● Task to carry out
The answer should be a single number, the count of lines in this material that contain "hikaru".

● Available data
[Start of Attachment]
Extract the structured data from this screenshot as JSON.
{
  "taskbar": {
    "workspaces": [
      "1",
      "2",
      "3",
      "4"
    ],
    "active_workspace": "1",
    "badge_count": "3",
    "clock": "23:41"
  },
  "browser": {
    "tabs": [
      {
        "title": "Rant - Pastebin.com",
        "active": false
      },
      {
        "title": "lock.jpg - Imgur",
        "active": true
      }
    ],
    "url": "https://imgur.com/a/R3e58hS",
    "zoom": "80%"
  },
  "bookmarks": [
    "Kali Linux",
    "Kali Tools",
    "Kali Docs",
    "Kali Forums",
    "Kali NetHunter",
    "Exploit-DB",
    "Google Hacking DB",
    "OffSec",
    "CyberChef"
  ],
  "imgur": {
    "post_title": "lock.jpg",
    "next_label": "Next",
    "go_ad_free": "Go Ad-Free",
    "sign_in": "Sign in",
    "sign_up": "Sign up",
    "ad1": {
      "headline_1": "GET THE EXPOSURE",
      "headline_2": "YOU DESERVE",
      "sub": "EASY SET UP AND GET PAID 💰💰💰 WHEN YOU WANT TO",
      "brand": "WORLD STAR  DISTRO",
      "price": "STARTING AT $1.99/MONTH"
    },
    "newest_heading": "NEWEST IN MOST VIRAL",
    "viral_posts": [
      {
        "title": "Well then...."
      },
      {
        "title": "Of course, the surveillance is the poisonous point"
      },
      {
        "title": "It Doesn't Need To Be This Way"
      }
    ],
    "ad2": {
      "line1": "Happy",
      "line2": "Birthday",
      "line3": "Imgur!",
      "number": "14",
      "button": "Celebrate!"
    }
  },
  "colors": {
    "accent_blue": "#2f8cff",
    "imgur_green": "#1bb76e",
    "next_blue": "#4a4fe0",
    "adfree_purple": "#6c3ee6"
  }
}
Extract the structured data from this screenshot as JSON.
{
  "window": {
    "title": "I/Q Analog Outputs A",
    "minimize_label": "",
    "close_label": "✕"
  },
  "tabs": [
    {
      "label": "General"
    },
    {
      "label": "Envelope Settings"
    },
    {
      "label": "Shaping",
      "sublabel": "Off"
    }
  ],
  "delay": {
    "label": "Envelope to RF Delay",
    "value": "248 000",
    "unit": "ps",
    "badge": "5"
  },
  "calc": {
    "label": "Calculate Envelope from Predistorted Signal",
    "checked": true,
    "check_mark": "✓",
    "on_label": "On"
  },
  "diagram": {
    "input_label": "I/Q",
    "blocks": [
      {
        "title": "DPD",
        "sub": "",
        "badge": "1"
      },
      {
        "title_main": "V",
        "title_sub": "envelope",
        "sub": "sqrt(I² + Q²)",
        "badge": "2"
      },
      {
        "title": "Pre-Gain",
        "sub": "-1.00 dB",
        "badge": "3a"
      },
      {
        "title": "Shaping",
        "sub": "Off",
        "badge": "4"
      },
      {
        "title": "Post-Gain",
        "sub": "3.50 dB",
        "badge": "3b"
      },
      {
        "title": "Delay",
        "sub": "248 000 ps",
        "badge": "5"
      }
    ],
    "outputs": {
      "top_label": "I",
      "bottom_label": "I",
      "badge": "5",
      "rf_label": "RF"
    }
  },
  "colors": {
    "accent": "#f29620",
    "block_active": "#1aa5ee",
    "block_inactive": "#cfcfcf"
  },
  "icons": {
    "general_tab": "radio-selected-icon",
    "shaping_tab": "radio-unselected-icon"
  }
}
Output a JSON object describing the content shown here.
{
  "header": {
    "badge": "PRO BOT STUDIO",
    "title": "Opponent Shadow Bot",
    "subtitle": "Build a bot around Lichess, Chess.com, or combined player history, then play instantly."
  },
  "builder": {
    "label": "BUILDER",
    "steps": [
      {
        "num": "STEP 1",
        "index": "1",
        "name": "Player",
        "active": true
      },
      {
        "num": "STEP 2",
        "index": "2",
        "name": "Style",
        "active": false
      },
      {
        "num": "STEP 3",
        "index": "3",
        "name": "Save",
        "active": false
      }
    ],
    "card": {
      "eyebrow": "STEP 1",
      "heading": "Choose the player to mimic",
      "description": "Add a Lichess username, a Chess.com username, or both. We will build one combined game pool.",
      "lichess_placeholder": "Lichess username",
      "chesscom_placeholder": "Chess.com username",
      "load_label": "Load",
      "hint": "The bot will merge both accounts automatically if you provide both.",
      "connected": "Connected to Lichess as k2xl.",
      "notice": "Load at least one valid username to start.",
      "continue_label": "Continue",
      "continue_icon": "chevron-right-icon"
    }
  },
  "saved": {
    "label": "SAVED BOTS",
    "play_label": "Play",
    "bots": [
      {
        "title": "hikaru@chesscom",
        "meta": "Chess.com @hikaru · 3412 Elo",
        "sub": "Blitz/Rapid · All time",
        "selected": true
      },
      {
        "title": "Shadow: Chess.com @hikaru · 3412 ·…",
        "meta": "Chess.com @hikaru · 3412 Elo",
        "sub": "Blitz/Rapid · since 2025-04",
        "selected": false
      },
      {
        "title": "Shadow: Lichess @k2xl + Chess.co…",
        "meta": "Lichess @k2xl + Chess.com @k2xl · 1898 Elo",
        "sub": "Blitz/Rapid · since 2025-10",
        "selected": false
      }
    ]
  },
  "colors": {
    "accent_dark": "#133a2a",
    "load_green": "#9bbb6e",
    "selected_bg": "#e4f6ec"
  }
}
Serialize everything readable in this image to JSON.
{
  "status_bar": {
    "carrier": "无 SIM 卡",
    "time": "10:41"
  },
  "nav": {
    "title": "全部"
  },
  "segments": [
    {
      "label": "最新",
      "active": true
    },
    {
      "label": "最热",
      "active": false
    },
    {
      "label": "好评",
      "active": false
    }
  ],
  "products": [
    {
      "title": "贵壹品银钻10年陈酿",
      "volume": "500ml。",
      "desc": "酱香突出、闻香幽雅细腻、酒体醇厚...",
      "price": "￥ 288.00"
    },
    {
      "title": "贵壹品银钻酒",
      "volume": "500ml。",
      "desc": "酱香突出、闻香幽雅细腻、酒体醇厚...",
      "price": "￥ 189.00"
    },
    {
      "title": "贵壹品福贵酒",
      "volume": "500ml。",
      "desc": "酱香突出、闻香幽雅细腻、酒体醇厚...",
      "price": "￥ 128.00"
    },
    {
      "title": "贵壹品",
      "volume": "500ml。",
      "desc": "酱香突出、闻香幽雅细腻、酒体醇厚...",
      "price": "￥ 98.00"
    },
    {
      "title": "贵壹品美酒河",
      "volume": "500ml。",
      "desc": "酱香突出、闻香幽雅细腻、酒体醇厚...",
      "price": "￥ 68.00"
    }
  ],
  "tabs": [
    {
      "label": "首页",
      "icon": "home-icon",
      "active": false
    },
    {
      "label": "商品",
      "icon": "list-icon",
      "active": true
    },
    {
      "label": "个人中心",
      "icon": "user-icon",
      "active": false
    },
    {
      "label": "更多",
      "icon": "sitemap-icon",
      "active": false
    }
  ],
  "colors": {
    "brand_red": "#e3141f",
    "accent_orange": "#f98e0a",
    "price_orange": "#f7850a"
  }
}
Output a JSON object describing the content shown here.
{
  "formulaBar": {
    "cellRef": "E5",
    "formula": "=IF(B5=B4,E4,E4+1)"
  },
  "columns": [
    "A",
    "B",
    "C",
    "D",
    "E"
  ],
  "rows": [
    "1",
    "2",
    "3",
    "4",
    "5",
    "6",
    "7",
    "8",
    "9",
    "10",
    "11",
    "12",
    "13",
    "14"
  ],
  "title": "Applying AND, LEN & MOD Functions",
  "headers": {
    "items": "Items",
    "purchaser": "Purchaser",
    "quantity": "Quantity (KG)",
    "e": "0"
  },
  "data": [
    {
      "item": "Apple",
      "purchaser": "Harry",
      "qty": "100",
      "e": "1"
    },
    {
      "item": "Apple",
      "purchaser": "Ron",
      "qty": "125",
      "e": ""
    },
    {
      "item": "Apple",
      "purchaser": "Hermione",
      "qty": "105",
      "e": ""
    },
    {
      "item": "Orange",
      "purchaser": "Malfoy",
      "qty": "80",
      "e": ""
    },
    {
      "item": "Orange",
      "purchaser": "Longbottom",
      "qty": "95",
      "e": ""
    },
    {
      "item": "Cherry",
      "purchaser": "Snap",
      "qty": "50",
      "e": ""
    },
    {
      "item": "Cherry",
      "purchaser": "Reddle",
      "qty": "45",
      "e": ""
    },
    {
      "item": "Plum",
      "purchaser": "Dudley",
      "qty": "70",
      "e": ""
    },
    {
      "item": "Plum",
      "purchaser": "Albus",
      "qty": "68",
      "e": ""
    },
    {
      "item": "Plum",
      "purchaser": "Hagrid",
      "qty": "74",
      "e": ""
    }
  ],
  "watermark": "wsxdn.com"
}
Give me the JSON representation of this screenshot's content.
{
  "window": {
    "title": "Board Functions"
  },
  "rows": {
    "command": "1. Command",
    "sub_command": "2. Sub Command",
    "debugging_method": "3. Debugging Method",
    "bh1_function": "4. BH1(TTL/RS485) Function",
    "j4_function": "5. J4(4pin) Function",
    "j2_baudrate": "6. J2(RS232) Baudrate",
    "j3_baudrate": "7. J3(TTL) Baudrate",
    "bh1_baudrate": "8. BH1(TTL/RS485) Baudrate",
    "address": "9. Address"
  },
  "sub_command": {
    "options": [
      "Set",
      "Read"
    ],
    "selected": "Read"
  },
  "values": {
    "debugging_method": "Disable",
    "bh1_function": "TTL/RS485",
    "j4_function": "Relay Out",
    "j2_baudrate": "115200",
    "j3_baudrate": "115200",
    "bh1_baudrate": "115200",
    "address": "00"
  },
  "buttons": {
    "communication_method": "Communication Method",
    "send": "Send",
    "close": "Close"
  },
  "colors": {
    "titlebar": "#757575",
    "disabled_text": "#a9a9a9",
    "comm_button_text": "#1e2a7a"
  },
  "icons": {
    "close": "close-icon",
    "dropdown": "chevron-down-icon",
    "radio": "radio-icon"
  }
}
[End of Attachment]
● Output of the exercise
4